TENT: Children's Literature 2017

By Josh Lambert
Academic Director, Yiddish Book Center

Almost forty years ago the Yiddish Book Center was founded because a group of young readers couldn’t get their hands on the Jewish books they needed — in that case, Yiddish novels assigned in graduate school classes. So while the Center is now probably best known for rescuing and digitizing more than a million Yiddish books, it makes perfect sense that the organization serves as the host of a new retreat that’s all about making sure young readers have all the Jewish books that they need — this time, by supporting authors of children’s literature.

This new program, Tent: Children’s Literature, brought 20 authors of picture books, early chapter books, and middle grade fiction together in Amherst, MA for a week of writing workshops and exploration of the history of Jewish children’s literature. More than 120 authors applied for the opportunity, and the selected participants came to Amherst from as far afield as Switzerland, Spain, and Israel (and as near as Boston). The group met with top editors, practitioners, and critics in the field of children’s literature; saw priceless original illustrations by masters like William Steig and Uri Shulevitz at the Eric Carle Museum of Picture Book Art; and discovered little-known works written for children in Yiddish.

Those works exist because long before the founding of PJ Library, major Jewish writers already understood the single importance of children’s literature. In the decades following the haskole, or Jewish Enlightenment, and throughout the 20th century, almost every major author of Hebrew and Yiddish literature wrote at least a few works for children. Miriam Udel, a professor at Emory University in Atlanta, is creating the first anthology of Yiddish children’s literature in English translation — a project that has been supported by the Yiddish Book Center’s Translation Fellowship. She visited Tent: Children’s Literature to share some of the treasures she has found and will soon make available in English for the first time.

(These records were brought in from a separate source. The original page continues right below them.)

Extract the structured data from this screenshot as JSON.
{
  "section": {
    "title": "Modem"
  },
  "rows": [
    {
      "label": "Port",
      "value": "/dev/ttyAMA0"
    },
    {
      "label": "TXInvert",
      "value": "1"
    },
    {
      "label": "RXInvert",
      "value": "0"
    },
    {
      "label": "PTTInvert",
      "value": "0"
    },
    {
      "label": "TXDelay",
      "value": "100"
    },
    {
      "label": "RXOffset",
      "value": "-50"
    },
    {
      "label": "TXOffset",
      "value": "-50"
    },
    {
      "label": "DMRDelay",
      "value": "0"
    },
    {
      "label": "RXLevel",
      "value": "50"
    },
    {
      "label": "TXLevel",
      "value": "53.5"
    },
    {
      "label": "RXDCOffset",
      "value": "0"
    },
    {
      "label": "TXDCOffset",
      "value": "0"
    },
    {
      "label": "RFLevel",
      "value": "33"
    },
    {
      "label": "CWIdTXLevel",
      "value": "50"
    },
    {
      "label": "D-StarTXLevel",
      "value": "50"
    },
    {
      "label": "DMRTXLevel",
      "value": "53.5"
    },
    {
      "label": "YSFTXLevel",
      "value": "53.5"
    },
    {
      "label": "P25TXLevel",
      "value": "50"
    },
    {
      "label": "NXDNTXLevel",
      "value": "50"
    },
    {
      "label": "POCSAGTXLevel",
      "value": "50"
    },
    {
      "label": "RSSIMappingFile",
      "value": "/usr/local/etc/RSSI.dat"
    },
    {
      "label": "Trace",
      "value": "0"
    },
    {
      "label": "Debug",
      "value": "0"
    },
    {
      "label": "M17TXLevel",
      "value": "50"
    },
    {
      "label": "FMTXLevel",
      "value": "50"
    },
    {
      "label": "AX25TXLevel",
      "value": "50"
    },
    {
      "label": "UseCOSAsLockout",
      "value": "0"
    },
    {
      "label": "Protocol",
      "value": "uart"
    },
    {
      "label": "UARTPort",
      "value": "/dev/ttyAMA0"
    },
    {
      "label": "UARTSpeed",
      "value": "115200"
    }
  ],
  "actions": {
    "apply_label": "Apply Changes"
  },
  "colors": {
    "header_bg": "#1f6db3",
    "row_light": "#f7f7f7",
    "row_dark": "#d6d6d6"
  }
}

Other sessions focused on pressing questions for children’s authors today: What are the challenges of representing Jewish children, without relying on cliché and stereotypes? How can the field of Jewish children’s literature learn from the recent #WeNeedDiverseBooks campaign? What crucial Jewish stories remain untold?

This program, which was made possible by the support of the Harold Grinspoon Foundation, helped the writers to understand the content needs and priorities of PJ Library, and gave them space and time to refine their works-in-progress and generate new ideas for book projects. Most importantly, it offered them a chance to form a community of like-minded but diverse authors who can encourage one another in the creative process and inspire one another to do their best work.

Our hope is that the writers will stay in touch and collaborate on innovative projects. One of them, Betsy Rosenthal, wrote a note to the group when she arrived back home: “For me the week was magical and I want to thank all of you for your part in making it so. I came home charged up...and ready to work on some new ideas and improve my manuscript. And, I feel as if I’ve found my people.”

For more about Tent: Children’s Literature visit yiddishbookcenter.org/kidlit